From the Oregon Department of Transportation:
Exciting news! On July 14, the Oregon Transportation Commission approved $4 million in state Transportation Operating Funds for the Community Paths Program 2022 solicitation. There is also $3 million in federal Safe Routes to School funding for community paths projects that address a transportation need of local students.
That’s $7 million in additional funding for the 2022 solicitation!
Pre-applications will be accepted starting August 1. Here is what you need to know about this round of funding:
- $30 million is available in federal funding for construction or preliminary planning (Project Refinement) for projects between $500,000 and $6 million. Federal-funded grants will require a 10.27% match.
- $3 million is available in federal funding for projects within one mile of a school (K-12) that have a letter from the school detailing the need and how the project addresses that need. These are also for projects between $500,000 and $6 million, and they also require a 10.27% match.
- $4 million is available in State Transportation Operating Funds for smaller construction projects ($300,000 – $1 million). State-funded grants require a 30% match.
Oregon Community Paths, or OCP, is a competitive statewide transportation program that supports investments in multiuse paths that are not part of a roadway. Examples of eligible projects may be routes or segments that pass through a park, along a greenway, or follow abandoned rail corridors to connect community centers, services, housing, employment, schools, and recreation. Some on-road projects, such as roadway crossings for existing paths, are also eligible. OCP projects must serve a transportation purpose (not recreational) and must be open for public use. This program funds two types of community paths:
- Critical Links – walking and biking connections to schools, downtowns, shopping, employment, and other essential destinations.
- Regional Paths – connecting communities no more than 15 miles apart, or traversing one community with a path 10 miles long or greater; examples include southern Oregon’s Bear Creek Greenway or Portland’s Springwater Corridor.
Key dates to remember
- August 1 to September 15 – Pre-Applications accepted.
- November 1 to January 31, 2023 – Applications accepted.
- May 2023 – Oregon Bicycle Pedestrian Advisory Committee makes recommendations.
- July 2023 – Oregon Transportation Commission approves projects.
- October 2023 – Projects begin.
For more information, please sign up for our email list, or contact Alan Thompson, PATHS Program manager, 971-375-3903 or Alan.L.Thompson@odot.oregon.gov

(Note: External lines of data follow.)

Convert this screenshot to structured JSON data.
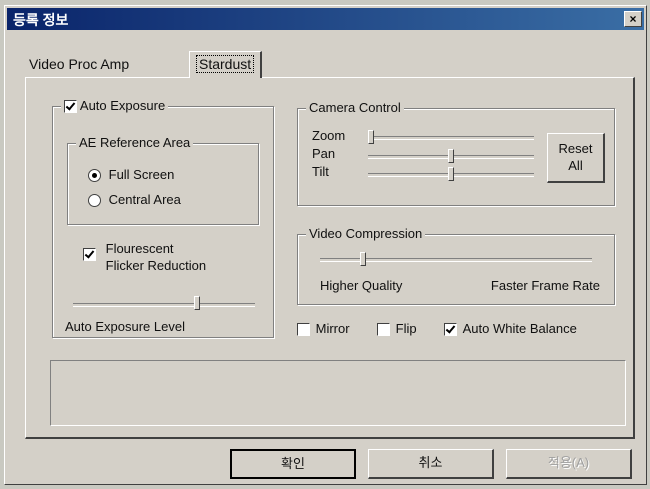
{
  "window": {
    "title": "등록 정보",
    "close_glyph": "×"
  },
  "tabs": [
    {
      "label": "Video Proc Amp",
      "active": false
    },
    {
      "label": "Stardust",
      "active": true
    }
  ],
  "auto_exposure": {
    "label": "Auto Exposure",
    "checked": true,
    "ae_reference": {
      "legend": "AE Reference Area",
      "options": [
        {
          "label": "Full Screen",
          "selected": true
        },
        {
          "label": "Central Area",
          "selected": false
        }
      ]
    },
    "flicker": {
      "label_line1": "Flourescent",
      "label_line2": "Flicker Reduction",
      "checked": true
    },
    "level": {
      "label": "Auto Exposure Level",
      "value": 0.69
    }
  },
  "camera_control": {
    "legend": "Camera Control",
    "sliders": [
      {
        "label": "Zoom",
        "value": 0.0
      },
      {
        "label": "Pan",
        "value": 0.5
      },
      {
        "label": "Tilt",
        "value": 0.5
      }
    ],
    "reset_line1": "Reset",
    "reset_line2": "All"
  },
  "video_compression": {
    "legend": "Video Compression",
    "value": 0.15,
    "left_label": "Higher Quality",
    "right_label": "Faster Frame Rate"
  },
  "options": [
    {
      "label": "Mirror",
      "checked": false
    },
    {
      "label": "Flip",
      "checked": false
    },
    {
      "label": "Auto White Balance",
      "checked": true
    }
  ],
  "buttons": {
    "ok": "확인",
    "cancel": "취소",
    "apply": "적용(A)"
  },
  "colors": {
    "title_bar_start": "#0a246a",
    "title_bar_end": "#3a6ea5",
    "dialog_bg": "#d4d0c8"
  }
}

I guess this is how we get the hundreds of disconnected paths everywhere: ODOT takes a scattershot approach to approving path construction, wherever one can be shoehorned in. Wouldn’t it be better to take a more strategic, targeted approach – like figuring out where people need to go and planning paths to get them there??
It would be amazing if ODOT could maintain some of their more popular paths; like, say the 205 path. It’s a JOKE next to gateway transit center. That spot is a huge hub & connection between bikes and transit and yet the 205 MUP is the default smoking area, covered in broken glass, trash and feces, and lined by overgrown shrubs. Don’t ride too far in either direction or you’ll encounter all of the above and more under an overpass. I’m constantly amazed at their inability to maintain even just that stretch from Glisan to the transit center, let alone a whole network.